An Oregon man was acquitted Monday of all charges in a one-punch fight in 2016 that killed his friend. Jurors found Bruce Lee Eyles, 31, of Eugene, not guilty of voluntary manslaughter in the death of Isaac Sturtevant, also 31 and from Eugene, who fell face-first onto a Santa Rosa sidewalk after Eyles hit him. The panel deliberated a total of about a day following five days of trial.
Sonoma County court officials Monday defended a controversial new, paperless computer system, saying delays in processing a more detailed level of data have not caused inmates to be held beyond their release dates. The $2.6 million Odyssey case management system debuted last month in criminal courtrooms after coming online earlier this year in the civil, probate and family law divisions. It allows internet access to many court records, replacing a 30-year-old system operated by the county.
Muck Rack makes it simple to find people, tweets, or articles that mention any name, keyword, company, hashtag etc. We've compiled this guide to help you make the most of your search.
Selecting a term
Start searching tweets, articles from media outlets, articles mentioned in tweets, journalists'
names, titles and bios with some suggested searches:
Companies or Topics (e.g. iPhone, Microsoft)
Phrases (e.g. "cloud computing") — use quotes to keep the terms together

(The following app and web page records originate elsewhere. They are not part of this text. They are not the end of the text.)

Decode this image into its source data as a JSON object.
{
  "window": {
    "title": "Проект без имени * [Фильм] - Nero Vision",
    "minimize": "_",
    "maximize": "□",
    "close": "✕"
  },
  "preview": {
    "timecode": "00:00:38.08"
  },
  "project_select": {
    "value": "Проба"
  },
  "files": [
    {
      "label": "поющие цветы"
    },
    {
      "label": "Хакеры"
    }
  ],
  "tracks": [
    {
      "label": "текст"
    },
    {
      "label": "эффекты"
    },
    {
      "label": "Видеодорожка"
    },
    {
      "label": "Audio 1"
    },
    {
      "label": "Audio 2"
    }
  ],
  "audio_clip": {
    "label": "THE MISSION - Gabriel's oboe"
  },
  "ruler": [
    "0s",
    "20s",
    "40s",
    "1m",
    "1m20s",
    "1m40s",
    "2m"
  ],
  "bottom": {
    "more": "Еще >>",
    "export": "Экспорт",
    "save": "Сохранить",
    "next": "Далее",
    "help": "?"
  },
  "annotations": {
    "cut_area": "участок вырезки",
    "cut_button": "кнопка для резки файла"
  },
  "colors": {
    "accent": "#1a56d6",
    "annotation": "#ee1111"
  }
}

Twitter handles (e.g. @username) — returns those who have mentioned or replied to
Names (e.g. "David Pogue")
Hashtags (e.g. #sxsw, #london2012)
Bio details (e.g. vegan, Olympics, father)
Muck Rack's Advanced Search allows for many boolean operators.
Find results that mention multiple specified terms, use AND or
+. For example, ensure each result contains both Elon Musk and Mark Zuckerberg by
searching Obama AND Romney or Obama + Romney.
Use the operators OR or , to broaden your search when you'd like either of
multiple terms to appear in results. (This is the default behavior of our search when no operators
are used.) For example, search for democrat OR republican to find results that refer to
Democrats and/or Republicans.
Use NOT or - to subtract results from your search. For
example, searching Disney will yield results about the Walt Disney Company as well as Walt Disney
World Resort. To exclude mentions of Disney World, search for Disney -World or Disney
When using one of these operators with a phrase, enclose it in quotation marks. For example, you can
find results about smartphones excluding Apple's iPhone 4S by searching smartphone -"iPhone
Exact case matching or punctuation
If you're searching for a brand name or keyword that relies on specific punctuation marks or capitalization, you can
find results that match your exact query by adding matchcase: before the keyword you're searching for, like matchcase:E*TRADE .
Use parentheses to separate multiple
boolean phrases. For example, to find journalists talking about having fun in Disney World or
Disneyland, search for ("disney world" OR disneyland) AND fun.
An asterisk can be used to search for any variation of a root word truncated by the asterisk. For example, searching for admin* will return results for administrator, administration, administer, administered, etc.
A near operator is an AND operator where you can control the distance between the words. You can vary the distance the near operation uses by adding a forward slash and number (between 0-99) such as strawberries NEAR/10 "whipped cream", which means the strawberries must exist within 10 words of "whipped cream".